This article contains SPOILERS. If you haven’t read the issue yet, proceed at your own risk!
It doesn’t take much to read into the allegory of Come Into Me. We are a society that increasingly shares every aspect of our private lives with the world. Some would argue that this is a great way of connecting people, but others, like writers Zac Thompson and Lonnie Nadler, would contend that it violates our privacy at worst and is used as a money making scheme at best. In the first issue of Come Into Me, the creators offer an intriguing look into the possibilities of sharing your personal experience, even if it comes accompanied with certain amounts of horror. Continue reading →
Today, Patrick and Drew are discussing Talon 6, originally released March 27th, 2013.
Patrick: The Empire Strikes Back came out two years before I was even born. That means I never lived in a world where “No, Luke, I am your father” was a surprise. It’s not even like there was a specific moment that it was spoiled for me: these character relationships were communicated to me through osmosis. But shock-value be damned, I still think it’s a killer scene.
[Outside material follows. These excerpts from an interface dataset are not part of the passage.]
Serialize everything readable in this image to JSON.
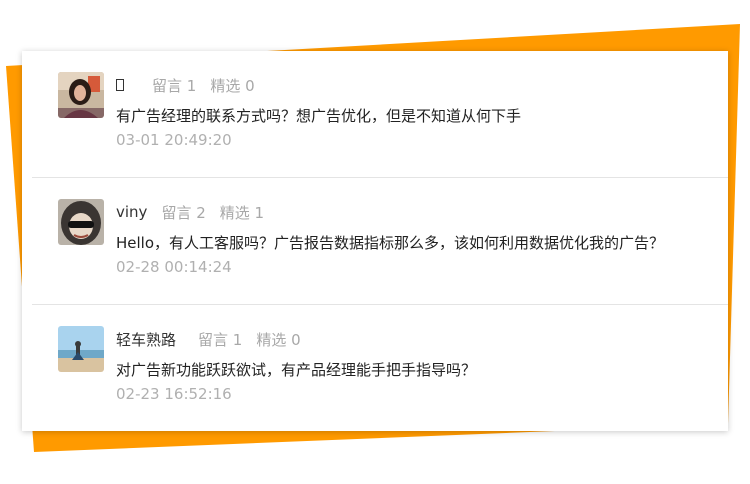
{
  "colors": {
    "accent": "#ff9900",
    "meta": "#a8a8a8",
    "time": "#b0b0b0"
  },
  "comments": [
    {
      "username": "",
      "messages_label": "留言 1",
      "featured_label": "精选 0",
      "text": "有广告经理的联系方式吗？想广告优化，但是不知道从何下手",
      "time": "03-01 20:49:20",
      "avatar_icon": "avatar-woman-photo"
    },
    {
      "username": "viny",
      "messages_label": "留言 2",
      "featured_label": "精选 1",
      "text": "Hello，有人工客服吗？广告报告数据指标那么多，该如何利用数据优化我的广告？",
      "time": "02-28 00:14:24",
      "avatar_icon": "avatar-hooded-sunglasses"
    },
    {
      "username": "轻车熟路",
      "messages_label": "留言 1",
      "featured_label": "精选 0",
      "text": "对广告新功能跃跃欲试，有产品经理能手把手指导吗？",
      "time": "02-23 16:52:16",
      "avatar_icon": "avatar-beach-scene"
    }
  ]
}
The lightsaber fight, the screaming, the music — it’s a powerful conclusion to the best Star Wars movie, no matter how many times you see it. Whenever I encounter these Big Reveal scenes now, I always wonder how I’ll feel about them when the shock wears off. In case my musings don’t make it obvious: spoilers ahead. Continue reading →
Today, Shelby and Mikyzptlk are discussing Talon 5, originally released February 27th, 2013.
Shelby: Anytime there’s some sort of big upheaval, you usually here the phrase “a return to normalcy” bandied about. When some serious shit goes down, we the people just want things to go back to the way they were before everything went wrong. Unfortunately, sometimes there’s just no going back, as proven by the history of the phrase itself; it was first used by Warren Harding in reference to World War I. Instead of the return to normalcy he was looking for, we got the Great Depression and World War II. So, what do you do when, try as you might, there’s just no going back to normalcy? Continue reading →